Warren Buffett is defending Goldman Sachs before shareholders at the Berkshire Hathaway annual meeting in Omaha, saying, "It's hard for me to get terribly sympathetic" with the alleged victim in the SEC's case against the Wall Street giant. Buffett also says "we love" Berkshire's investment in Goldman.
The question for markets in the week ahead will be whether to ride a wave of better economic and earnings news—or give in to a growing list of worries.
As the financially faithful descend on Omaha for Berkshire’s annual shareholder meeting, what will Warren Buffett say to them about Goldman Sachs?
In just a few weeks, Goldman Sachs has gone from Wall Street darling to favorite punching bag.
Charlie Munger tells CNBC that Lehman Brothers' behavior was the worst of the big Wall Street firms in recent years. By contrast, he says he's "favorably impressed" by Goldman Sachs chief Lloyd Blankfein
It's time for Omaha's big spring fling weekend with Warren Buffett. A record crowd of over 40,000 is expected for this year's Berkshire Hathaway shareholders meeting, boosted partially by the availability of newly-split Class B shares for less than $100. Buffett is promising "extensive and complete replies" to questions about Berkshire's $5 billion investment in Goldman Sachs.
Just in time for Berkshire Hathaway's Annual Meeting this weekend, Warren Buffett's brand of value investing may be ready to take over for the high-risk strategy that has been in favor over the last 12 months.

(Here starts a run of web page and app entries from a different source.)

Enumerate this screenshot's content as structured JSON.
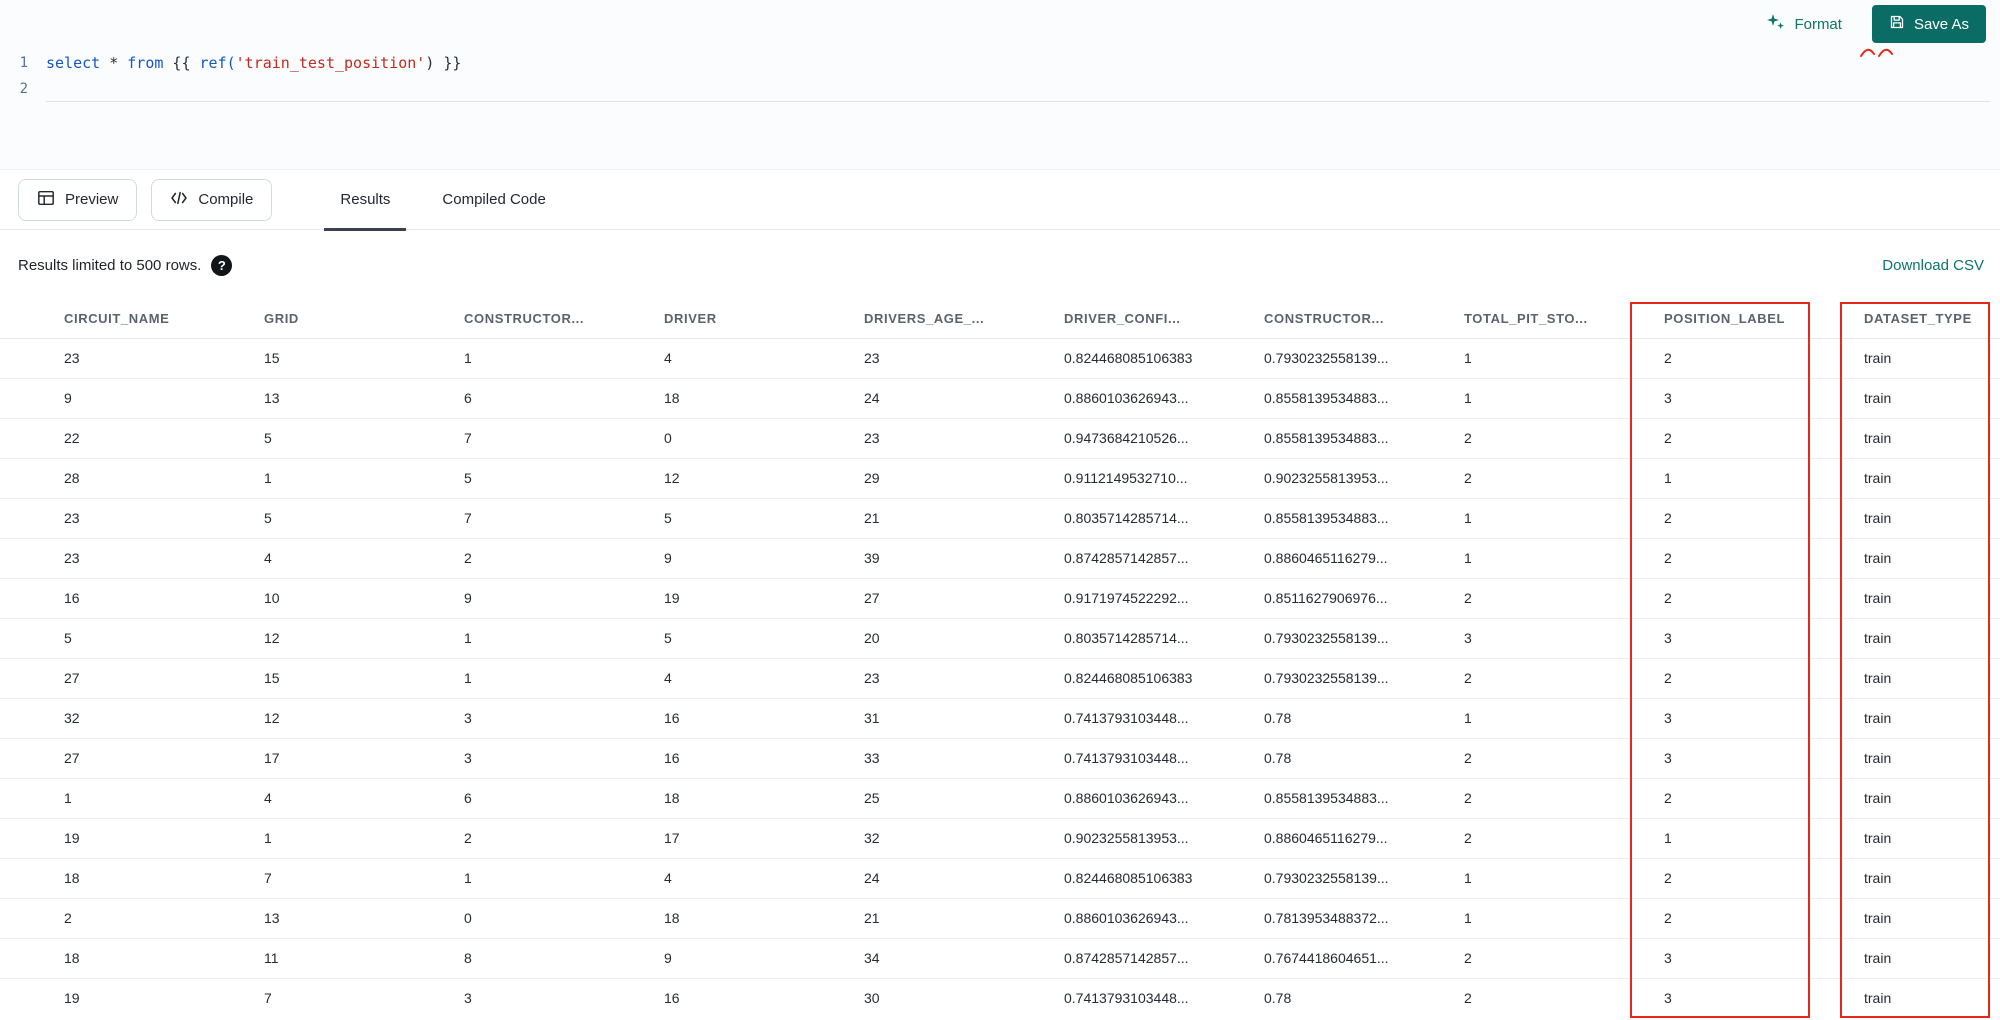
{
  "topbar": {
    "format_label": "Format",
    "save_as_label": "Save As"
  },
  "editor": {
    "line_numbers": [
      "1",
      "2"
    ],
    "tokens": [
      {
        "c": "kw",
        "v": "select"
      },
      {
        "c": "p",
        "v": " "
      },
      {
        "c": "op",
        "v": "*"
      },
      {
        "c": "p",
        "v": " "
      },
      {
        "c": "kw",
        "v": "from"
      },
      {
        "c": "p",
        "v": " {{ "
      },
      {
        "c": "fn",
        "v": "ref("
      },
      {
        "c": "str",
        "v": "'train_test_position'"
      },
      {
        "c": "p",
        "v": ") }}"
      }
    ]
  },
  "toolbar": {
    "preview_label": "Preview",
    "compile_label": "Compile"
  },
  "tabs": [
    {
      "label": "Results",
      "active": true
    },
    {
      "label": "Compiled Code",
      "active": false
    }
  ],
  "results": {
    "limit_note": "Results limited to 500 rows.",
    "help_glyph": "?",
    "download_csv_label": "Download CSV",
    "columns": [
      "CIRCUIT_NAME",
      "GRID",
      "CONSTRUCTOR...",
      "DRIVER",
      "DRIVERS_AGE_...",
      "DRIVER_CONFI...",
      "CONSTRUCTOR...",
      "TOTAL_PIT_STO...",
      "POSITION_LABEL",
      "DATASET_TYPE"
    ],
    "rows": [
      [
        "23",
        "15",
        "1",
        "4",
        "23",
        "0.824468085106383",
        "0.7930232558139...",
        "1",
        "2",
        "train"
      ],
      [
        "9",
        "13",
        "6",
        "18",
        "24",
        "0.8860103626943...",
        "0.8558139534883...",
        "1",
        "3",
        "train"
      ],
      [
        "22",
        "5",
        "7",
        "0",
        "23",
        "0.9473684210526...",
        "0.8558139534883...",
        "2",
        "2",
        "train"
      ],
      [
        "28",
        "1",
        "5",
        "12",
        "29",
        "0.9112149532710...",
        "0.9023255813953...",
        "2",
        "1",
        "train"
      ],
      [
        "23",
        "5",
        "7",
        "5",
        "21",
        "0.8035714285714...",
        "0.8558139534883...",
        "1",
        "2",
        "train"
      ],
      [
        "23",
        "4",
        "2",
        "9",
        "39",
        "0.8742857142857...",
        "0.8860465116279...",
        "1",
        "2",
        "train"
      ],
      [
        "16",
        "10",
        "9",
        "19",
        "27",
        "0.9171974522292...",
        "0.8511627906976...",
        "2",
        "2",
        "train"
      ],
      [
        "5",
        "12",
        "1",
        "5",
        "20",
        "0.8035714285714...",
        "0.7930232558139...",
        "3",
        "3",
        "train"
      ],
      [
        "27",
        "15",
        "1",
        "4",
        "23",
        "0.824468085106383",
        "0.7930232558139...",
        "2",
        "2",
        "train"
      ],
      [
        "32",
        "12",
        "3",
        "16",
        "31",
        "0.7413793103448...",
        "0.78",
        "1",
        "3",
        "train"
      ],
      [
        "27",
        "17",
        "3",
        "16",
        "33",
        "0.7413793103448...",
        "0.78",
        "2",
        "3",
        "train"
      ],
      [
        "1",
        "4",
        "6",
        "18",
        "25",
        "0.8860103626943...",
        "0.8558139534883...",
        "2",
        "2",
        "train"
      ],
      [
        "19",
        "1",
        "2",
        "17",
        "32",
        "0.9023255813953...",
        "0.8860465116279...",
        "2",
        "1",
        "train"
      ],
      [
        "18",
        "7",
        "1",
        "4",
        "24",
        "0.824468085106383",
        "0.7930232558139...",
        "1",
        "2",
        "train"
      ],
      [
        "2",
        "13",
        "0",
        "18",
        "21",
        "0.8860103626943...",
        "0.7813953488372...",
        "1",
        "2",
        "train"
      ],
      [
        "18",
        "11",
        "8",
        "9",
        "34",
        "0.8742857142857...",
        "0.7674418604651...",
        "2",
        "3",
        "train"
      ],
      [
        "19",
        "7",
        "3",
        "16",
        "30",
        "0.7413793103448...",
        "0.78",
        "2",
        "3",
        "train"
      ]
    ]
  },
  "colors": {
    "accent_teal": "#0d756c",
    "save_button_bg": "#0a6c64",
    "annotation_red": "#e8271c",
    "keyword_blue": "#1657c2",
    "string_red": "#c22a1f"
  }
}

David Sokol, a key Warren Buffet lieutenant, told CNBC that it would be a “disaster” if Congress enacted retroactive legislation that voided contracts dealing with derivatives.
TD Ameritrade chairman Joe Moglia told CNBC Friday that his clients—individual investors—are regaining confidence in the stock market and increasing their equity holdings.

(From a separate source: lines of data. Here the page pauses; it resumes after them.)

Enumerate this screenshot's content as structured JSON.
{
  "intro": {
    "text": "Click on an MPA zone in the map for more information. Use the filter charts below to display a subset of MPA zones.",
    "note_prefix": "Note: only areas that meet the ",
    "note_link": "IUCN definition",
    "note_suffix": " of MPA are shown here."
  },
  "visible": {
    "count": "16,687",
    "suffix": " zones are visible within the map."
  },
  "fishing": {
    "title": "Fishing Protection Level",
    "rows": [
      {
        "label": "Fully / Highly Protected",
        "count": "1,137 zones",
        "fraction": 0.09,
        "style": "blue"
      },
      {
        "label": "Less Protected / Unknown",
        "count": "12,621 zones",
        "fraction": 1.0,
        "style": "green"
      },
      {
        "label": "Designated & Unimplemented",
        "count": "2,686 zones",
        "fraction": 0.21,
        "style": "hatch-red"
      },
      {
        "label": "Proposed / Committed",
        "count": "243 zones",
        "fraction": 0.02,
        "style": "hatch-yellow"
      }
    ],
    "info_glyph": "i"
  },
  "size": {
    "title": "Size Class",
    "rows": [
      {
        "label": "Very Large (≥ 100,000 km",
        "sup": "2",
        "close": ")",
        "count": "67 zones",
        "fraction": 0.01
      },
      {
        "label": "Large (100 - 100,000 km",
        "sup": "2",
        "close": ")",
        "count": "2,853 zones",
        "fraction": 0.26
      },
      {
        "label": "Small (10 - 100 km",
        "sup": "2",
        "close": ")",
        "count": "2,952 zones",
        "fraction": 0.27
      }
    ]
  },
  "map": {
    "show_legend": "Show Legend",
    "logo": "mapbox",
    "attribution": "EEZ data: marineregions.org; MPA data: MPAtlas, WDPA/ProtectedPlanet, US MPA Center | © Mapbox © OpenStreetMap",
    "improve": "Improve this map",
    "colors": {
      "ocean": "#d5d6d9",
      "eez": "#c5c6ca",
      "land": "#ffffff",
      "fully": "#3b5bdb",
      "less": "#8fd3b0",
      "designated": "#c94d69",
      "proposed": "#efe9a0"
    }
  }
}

Warren Buffett is finally seeing signs the global economy is starting to recover from the Great Recession, as measured by sales at Berkshire Hathaway's subsidiaries around the world. He tells Fox Business, "We have seen in all our businesses a big upswing starting in March."
An excerpt from Peter Buffett's new book, Life is What You Make It: Find Your Own Path to Fulfillment, in which he explains why he has no regrets about his decision years ago to sell his inheritance, Berkshire Hathaway stock that would be worth $72 million today.

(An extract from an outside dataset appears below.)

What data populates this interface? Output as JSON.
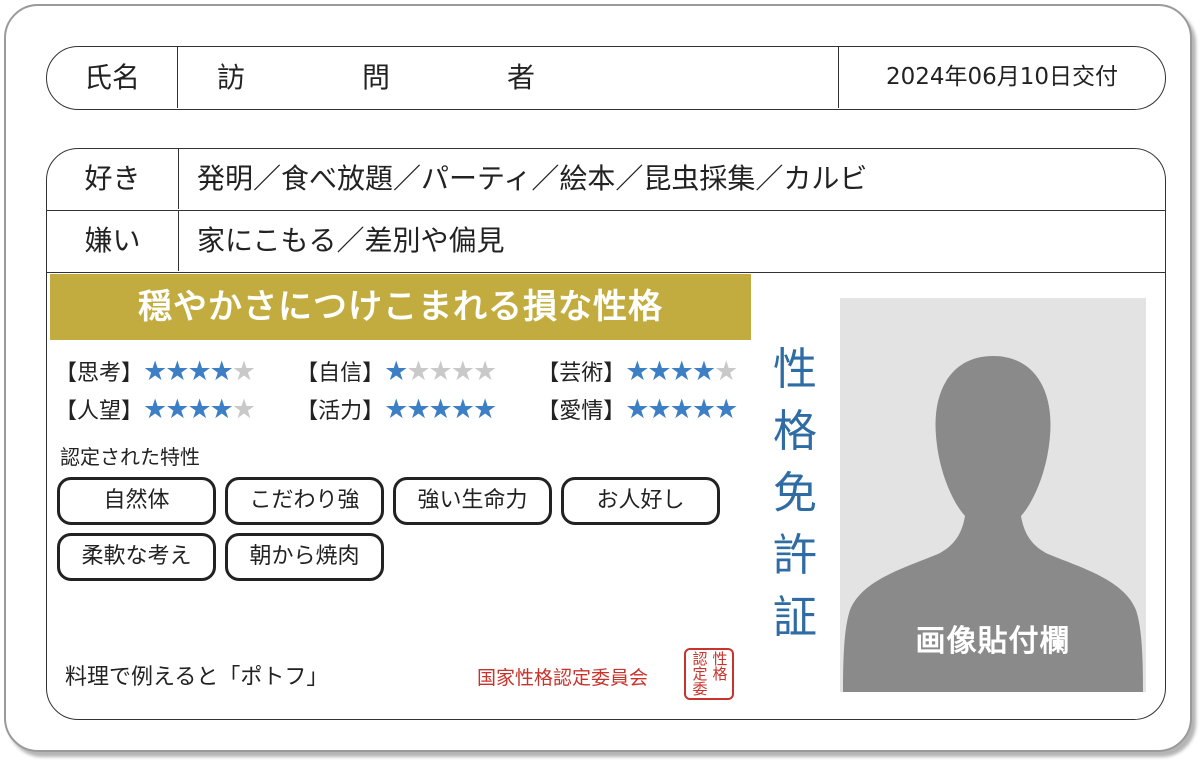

Warren Buffett will appear live on CNBC's Squawk Box Monday morning for his first interview after meeting with over 40,000 shareholders at this weekend's Berkshire Hathaway annual meeting. Buffett is scheduled to join co-anchor Becky Quick in Omaha for one hour starting at 8 AM ET on May 3.
For Warren Buffett, it's a matter of simple fairness: "If the restaurant only gets paid for an 8-ounce steak, they don't want to give you the 12-ounce one." It's a concept at the core of his argument against allowing the government to require collateral on existing derivatives contracts.
The Lightning Round is extended in this CNBC.com exclusive feature.
Nebraska's Democratic Senator Ben Nelson is quoted by Bloomberg as saying he and his wife's long-held stake of up to $6 million in Berkshire Hathaway, does not create a conflict of interest for him on the financial regulatory bill currently at the center of a Capitol Hill fight.
Senate Democrats Wednesday prepared for a third procedural vote to advance a sweeping financial reform bill, after the latest round of talks on a bipartisan compromise appeared to yield no agreement.
Democrats and Republicans keep talking about finding a bipartisan compromise but they'll have to agree enough to simply get the legislation on the Senate floor for debate.
Senate Democrats have killed a provision of their proposed derivatives bill that would have exempted existing contracts from collateral requirements. Warren Buffett's Berkshire Hathaway has been lobbying in favor of the exemption.